◆ **Directions for this task**:
Wherever the word "JSON" appears in a line of the records, copy that line.

[Dataset rows for apps and sites]
[Start of section]

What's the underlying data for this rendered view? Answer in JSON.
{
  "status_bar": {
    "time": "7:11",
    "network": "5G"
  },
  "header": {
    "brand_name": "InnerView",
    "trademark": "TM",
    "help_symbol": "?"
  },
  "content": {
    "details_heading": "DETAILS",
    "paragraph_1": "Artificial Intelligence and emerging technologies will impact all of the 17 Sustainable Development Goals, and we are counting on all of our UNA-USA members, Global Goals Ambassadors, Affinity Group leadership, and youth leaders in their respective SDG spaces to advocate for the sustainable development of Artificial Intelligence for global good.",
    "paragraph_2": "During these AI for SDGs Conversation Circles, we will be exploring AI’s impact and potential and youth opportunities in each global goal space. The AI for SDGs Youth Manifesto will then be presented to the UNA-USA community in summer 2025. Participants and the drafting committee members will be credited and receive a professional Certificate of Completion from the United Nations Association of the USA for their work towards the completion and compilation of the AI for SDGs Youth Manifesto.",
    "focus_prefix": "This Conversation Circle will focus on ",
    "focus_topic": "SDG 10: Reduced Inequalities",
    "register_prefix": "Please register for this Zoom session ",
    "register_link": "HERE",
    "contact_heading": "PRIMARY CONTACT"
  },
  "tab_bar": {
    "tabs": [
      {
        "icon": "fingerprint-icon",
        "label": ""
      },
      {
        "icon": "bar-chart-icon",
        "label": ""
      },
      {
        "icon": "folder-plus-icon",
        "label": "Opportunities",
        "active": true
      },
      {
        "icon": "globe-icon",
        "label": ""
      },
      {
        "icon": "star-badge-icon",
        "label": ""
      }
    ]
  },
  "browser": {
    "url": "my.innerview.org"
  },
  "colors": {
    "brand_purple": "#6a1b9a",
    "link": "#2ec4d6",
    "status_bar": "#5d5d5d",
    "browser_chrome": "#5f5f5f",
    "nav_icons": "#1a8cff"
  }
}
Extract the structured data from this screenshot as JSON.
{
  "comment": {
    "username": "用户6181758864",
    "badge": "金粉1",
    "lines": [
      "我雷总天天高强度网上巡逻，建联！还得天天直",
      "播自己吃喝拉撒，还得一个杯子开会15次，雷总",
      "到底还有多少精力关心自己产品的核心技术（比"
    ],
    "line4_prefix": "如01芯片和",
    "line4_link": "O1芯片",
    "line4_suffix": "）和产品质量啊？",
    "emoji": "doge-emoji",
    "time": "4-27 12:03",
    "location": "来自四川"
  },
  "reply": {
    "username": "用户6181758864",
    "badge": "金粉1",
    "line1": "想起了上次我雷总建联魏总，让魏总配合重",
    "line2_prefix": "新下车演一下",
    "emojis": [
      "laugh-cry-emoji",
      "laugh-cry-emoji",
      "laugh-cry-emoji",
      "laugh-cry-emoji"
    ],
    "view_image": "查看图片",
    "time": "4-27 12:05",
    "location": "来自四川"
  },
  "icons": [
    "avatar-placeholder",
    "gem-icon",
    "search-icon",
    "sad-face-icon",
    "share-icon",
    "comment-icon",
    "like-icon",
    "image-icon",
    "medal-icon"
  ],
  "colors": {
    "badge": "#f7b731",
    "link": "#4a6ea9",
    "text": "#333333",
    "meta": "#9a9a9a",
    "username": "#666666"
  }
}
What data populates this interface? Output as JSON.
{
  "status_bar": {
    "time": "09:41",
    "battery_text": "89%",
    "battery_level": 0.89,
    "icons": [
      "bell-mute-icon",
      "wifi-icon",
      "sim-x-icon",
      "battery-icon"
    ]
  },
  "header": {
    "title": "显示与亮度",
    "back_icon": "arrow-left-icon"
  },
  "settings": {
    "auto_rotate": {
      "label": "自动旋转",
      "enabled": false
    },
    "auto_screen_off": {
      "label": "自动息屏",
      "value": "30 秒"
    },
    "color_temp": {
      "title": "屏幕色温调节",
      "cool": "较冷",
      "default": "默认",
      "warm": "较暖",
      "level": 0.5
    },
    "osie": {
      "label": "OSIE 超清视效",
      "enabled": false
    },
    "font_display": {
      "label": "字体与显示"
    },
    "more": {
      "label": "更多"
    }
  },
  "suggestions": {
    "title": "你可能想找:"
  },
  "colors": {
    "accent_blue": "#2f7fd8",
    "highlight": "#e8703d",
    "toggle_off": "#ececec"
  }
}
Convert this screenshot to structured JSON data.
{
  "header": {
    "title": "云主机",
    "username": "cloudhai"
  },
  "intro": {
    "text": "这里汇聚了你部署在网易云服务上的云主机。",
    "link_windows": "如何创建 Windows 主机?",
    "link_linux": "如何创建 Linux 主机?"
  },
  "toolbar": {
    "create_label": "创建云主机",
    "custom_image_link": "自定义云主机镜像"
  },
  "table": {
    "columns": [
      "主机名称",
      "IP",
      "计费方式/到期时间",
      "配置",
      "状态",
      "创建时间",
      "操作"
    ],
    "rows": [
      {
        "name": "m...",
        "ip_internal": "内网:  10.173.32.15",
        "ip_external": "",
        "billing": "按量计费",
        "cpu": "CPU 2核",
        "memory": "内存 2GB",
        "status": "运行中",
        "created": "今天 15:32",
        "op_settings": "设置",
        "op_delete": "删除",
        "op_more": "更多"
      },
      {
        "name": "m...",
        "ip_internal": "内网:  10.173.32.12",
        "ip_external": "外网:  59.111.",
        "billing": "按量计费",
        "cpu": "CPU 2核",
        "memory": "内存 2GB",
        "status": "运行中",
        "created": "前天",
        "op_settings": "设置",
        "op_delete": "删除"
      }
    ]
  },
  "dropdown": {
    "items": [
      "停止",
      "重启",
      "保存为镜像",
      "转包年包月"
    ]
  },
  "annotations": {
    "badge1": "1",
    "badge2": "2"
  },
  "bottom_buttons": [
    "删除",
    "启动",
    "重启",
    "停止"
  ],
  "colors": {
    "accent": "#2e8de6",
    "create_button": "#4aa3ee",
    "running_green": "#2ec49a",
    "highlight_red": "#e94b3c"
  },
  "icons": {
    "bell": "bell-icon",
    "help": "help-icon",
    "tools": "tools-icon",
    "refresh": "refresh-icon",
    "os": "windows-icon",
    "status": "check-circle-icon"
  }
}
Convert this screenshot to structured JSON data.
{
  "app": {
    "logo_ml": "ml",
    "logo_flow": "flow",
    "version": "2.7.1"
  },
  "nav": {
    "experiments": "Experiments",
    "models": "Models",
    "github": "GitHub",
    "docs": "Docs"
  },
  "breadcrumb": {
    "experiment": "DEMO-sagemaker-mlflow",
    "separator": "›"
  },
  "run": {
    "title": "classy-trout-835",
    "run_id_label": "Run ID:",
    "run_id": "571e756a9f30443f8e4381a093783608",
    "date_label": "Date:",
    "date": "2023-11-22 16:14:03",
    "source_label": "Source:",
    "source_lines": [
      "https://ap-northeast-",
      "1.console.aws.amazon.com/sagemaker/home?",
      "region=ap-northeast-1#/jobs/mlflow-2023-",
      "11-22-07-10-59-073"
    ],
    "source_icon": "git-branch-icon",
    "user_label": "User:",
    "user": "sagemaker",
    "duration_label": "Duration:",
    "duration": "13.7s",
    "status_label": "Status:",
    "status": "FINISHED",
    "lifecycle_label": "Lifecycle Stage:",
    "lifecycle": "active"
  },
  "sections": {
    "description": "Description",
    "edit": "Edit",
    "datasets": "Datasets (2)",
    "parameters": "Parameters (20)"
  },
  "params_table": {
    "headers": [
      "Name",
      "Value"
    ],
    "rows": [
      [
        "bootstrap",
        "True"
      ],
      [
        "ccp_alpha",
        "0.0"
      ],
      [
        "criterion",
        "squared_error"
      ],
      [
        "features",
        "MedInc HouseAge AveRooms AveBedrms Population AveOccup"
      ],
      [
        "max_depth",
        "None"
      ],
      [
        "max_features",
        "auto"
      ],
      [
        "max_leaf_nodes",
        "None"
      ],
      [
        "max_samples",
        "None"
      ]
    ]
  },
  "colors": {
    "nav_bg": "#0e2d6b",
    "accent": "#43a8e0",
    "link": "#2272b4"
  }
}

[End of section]

◆ **Completed exercise**:
What's the underlying data for this rendered view? Answer in JSON.
Extract the structured data from this screenshot as JSON.
What data populates this interface? Output as JSON.
Convert this screenshot to structured JSON data.
Convert this screenshot to structured JSON data.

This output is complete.